[Exercise data]:
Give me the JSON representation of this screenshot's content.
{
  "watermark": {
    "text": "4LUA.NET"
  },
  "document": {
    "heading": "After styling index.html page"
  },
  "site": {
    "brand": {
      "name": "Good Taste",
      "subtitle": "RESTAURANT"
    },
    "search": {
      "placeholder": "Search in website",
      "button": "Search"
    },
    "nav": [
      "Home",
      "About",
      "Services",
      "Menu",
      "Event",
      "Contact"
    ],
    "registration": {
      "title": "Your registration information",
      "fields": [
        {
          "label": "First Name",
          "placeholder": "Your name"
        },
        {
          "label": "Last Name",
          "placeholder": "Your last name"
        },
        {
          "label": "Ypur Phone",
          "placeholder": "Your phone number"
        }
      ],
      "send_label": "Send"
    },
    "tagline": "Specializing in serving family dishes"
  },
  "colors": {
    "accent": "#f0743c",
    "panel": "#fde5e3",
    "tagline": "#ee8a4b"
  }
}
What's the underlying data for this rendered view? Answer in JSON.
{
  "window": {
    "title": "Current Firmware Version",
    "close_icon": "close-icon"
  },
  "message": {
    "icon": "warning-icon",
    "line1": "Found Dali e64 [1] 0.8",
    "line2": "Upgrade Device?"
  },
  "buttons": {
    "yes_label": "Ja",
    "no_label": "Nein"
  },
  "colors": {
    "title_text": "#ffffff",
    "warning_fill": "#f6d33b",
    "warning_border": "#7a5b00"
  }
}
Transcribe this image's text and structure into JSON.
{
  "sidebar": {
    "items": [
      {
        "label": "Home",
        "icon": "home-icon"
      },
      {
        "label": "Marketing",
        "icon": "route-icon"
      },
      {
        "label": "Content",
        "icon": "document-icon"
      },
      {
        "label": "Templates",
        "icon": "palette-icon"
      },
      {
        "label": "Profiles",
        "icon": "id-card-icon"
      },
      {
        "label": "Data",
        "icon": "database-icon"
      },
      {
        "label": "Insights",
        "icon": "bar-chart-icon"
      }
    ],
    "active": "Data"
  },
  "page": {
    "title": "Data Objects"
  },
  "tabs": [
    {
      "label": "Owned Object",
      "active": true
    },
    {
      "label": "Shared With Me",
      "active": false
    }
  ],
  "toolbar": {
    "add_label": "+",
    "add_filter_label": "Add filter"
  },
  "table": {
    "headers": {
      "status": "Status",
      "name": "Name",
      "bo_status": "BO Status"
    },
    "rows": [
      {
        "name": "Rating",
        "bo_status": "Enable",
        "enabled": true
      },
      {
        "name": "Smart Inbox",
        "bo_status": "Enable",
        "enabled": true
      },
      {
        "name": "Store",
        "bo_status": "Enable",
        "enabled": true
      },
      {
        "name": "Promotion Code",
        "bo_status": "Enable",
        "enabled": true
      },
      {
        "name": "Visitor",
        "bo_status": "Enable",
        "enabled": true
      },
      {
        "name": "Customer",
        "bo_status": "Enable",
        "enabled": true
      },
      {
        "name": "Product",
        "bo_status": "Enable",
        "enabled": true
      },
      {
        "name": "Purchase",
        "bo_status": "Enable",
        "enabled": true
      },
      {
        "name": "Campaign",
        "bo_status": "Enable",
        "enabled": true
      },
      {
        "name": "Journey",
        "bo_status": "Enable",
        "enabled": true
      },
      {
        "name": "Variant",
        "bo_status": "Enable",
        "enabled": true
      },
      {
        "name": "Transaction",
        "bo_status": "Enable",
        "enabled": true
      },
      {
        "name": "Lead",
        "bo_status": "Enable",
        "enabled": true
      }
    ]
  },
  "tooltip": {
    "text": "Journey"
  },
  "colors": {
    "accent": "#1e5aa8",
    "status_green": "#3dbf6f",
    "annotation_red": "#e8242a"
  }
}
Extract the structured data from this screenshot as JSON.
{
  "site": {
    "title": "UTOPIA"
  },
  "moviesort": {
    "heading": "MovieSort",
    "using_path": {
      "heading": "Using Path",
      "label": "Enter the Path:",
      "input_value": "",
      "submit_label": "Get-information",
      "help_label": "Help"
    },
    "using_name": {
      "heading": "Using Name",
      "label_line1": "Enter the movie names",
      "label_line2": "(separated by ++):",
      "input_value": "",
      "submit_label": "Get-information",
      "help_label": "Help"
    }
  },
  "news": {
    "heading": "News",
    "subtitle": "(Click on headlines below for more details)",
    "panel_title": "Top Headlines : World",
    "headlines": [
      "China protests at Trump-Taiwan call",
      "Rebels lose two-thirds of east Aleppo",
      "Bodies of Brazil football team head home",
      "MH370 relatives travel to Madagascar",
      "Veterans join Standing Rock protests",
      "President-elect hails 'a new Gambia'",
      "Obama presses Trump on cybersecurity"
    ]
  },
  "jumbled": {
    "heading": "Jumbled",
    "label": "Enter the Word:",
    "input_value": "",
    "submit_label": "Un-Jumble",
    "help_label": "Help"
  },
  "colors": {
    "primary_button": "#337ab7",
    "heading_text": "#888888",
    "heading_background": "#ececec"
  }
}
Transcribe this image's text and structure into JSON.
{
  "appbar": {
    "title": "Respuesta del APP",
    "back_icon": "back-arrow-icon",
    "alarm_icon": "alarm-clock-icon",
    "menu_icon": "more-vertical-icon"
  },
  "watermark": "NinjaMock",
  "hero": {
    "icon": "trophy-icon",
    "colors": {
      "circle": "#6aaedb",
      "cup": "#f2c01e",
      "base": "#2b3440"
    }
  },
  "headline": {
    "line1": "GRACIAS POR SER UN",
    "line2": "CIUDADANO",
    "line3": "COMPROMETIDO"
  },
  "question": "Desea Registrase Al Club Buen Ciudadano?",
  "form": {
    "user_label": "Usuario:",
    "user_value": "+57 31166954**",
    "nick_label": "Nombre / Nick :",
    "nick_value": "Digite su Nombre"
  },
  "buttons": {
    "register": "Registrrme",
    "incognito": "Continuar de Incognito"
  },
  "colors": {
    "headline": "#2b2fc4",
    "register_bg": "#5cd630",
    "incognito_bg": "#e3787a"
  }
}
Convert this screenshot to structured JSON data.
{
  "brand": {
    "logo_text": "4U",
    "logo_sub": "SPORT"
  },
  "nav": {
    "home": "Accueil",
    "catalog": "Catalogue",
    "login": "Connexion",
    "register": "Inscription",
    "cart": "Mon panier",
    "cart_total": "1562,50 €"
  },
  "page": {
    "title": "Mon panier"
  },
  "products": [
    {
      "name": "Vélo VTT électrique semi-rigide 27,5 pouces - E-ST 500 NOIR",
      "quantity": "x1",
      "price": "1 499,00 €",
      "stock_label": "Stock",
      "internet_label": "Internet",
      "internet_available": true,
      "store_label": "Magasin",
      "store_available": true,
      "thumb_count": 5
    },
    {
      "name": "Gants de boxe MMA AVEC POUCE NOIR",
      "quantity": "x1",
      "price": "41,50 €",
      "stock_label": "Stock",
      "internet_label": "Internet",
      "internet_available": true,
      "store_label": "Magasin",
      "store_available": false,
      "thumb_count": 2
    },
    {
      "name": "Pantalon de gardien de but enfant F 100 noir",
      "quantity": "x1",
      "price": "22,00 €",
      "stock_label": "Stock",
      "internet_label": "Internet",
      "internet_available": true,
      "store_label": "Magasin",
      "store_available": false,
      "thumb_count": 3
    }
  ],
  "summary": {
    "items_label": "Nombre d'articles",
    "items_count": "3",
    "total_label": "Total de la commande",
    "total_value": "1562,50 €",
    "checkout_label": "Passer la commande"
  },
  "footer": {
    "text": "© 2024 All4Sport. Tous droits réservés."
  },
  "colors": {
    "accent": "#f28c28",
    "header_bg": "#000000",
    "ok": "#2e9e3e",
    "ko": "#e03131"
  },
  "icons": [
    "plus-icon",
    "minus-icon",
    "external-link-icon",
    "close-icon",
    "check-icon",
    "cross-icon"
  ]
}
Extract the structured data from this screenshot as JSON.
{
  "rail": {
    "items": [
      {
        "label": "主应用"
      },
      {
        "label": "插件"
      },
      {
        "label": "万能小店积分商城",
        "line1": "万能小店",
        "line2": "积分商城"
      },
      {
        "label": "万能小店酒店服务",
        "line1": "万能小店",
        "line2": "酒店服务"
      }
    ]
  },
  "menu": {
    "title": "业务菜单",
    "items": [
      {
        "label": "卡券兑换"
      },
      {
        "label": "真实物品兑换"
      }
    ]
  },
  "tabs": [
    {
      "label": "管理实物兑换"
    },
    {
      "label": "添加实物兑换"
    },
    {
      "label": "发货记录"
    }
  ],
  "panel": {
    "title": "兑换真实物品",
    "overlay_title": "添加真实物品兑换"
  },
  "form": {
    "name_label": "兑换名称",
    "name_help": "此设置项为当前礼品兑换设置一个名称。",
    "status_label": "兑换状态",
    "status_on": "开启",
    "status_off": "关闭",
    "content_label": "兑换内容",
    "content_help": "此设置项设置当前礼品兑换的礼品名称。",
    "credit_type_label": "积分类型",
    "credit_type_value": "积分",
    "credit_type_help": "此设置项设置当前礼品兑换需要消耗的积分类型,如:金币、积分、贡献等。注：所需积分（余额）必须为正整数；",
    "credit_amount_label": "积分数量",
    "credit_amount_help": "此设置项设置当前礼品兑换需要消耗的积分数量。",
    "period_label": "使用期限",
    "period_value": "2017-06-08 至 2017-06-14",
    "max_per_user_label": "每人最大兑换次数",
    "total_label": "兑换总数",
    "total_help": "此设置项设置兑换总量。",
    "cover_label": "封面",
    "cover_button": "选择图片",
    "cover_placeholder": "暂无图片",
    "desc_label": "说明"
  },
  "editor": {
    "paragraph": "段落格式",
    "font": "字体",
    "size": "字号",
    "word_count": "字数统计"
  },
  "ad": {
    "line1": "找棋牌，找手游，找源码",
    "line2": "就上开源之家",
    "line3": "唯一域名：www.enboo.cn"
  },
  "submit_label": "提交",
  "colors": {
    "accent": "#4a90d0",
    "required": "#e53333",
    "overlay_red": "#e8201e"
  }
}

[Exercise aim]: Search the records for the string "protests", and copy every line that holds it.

[Expected answer]:
      "China protests at Trump-Taiwan call",
      "Veterans join Standing Rock protests",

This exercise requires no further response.